--- Component data from apps and pages ---
————————

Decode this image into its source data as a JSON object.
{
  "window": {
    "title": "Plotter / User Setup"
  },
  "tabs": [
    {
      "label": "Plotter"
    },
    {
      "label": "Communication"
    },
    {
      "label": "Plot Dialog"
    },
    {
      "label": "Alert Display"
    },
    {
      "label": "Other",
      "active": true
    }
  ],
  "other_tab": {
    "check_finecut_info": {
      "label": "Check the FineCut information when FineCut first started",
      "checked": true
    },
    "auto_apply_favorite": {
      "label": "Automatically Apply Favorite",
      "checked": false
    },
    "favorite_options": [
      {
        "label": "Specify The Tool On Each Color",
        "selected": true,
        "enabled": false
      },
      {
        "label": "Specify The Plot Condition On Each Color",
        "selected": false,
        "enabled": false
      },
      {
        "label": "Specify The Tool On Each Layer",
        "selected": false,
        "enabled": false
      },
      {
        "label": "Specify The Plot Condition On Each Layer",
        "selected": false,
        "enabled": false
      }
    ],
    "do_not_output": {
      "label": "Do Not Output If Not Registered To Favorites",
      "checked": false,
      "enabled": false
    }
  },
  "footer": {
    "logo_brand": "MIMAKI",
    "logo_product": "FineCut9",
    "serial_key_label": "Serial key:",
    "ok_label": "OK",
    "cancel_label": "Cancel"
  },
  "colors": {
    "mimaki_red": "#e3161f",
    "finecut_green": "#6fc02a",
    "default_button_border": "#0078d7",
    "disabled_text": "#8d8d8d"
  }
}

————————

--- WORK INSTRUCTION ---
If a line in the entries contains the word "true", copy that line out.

--- RESULT ---
      "active": true
      "checked": true
        "selected": true,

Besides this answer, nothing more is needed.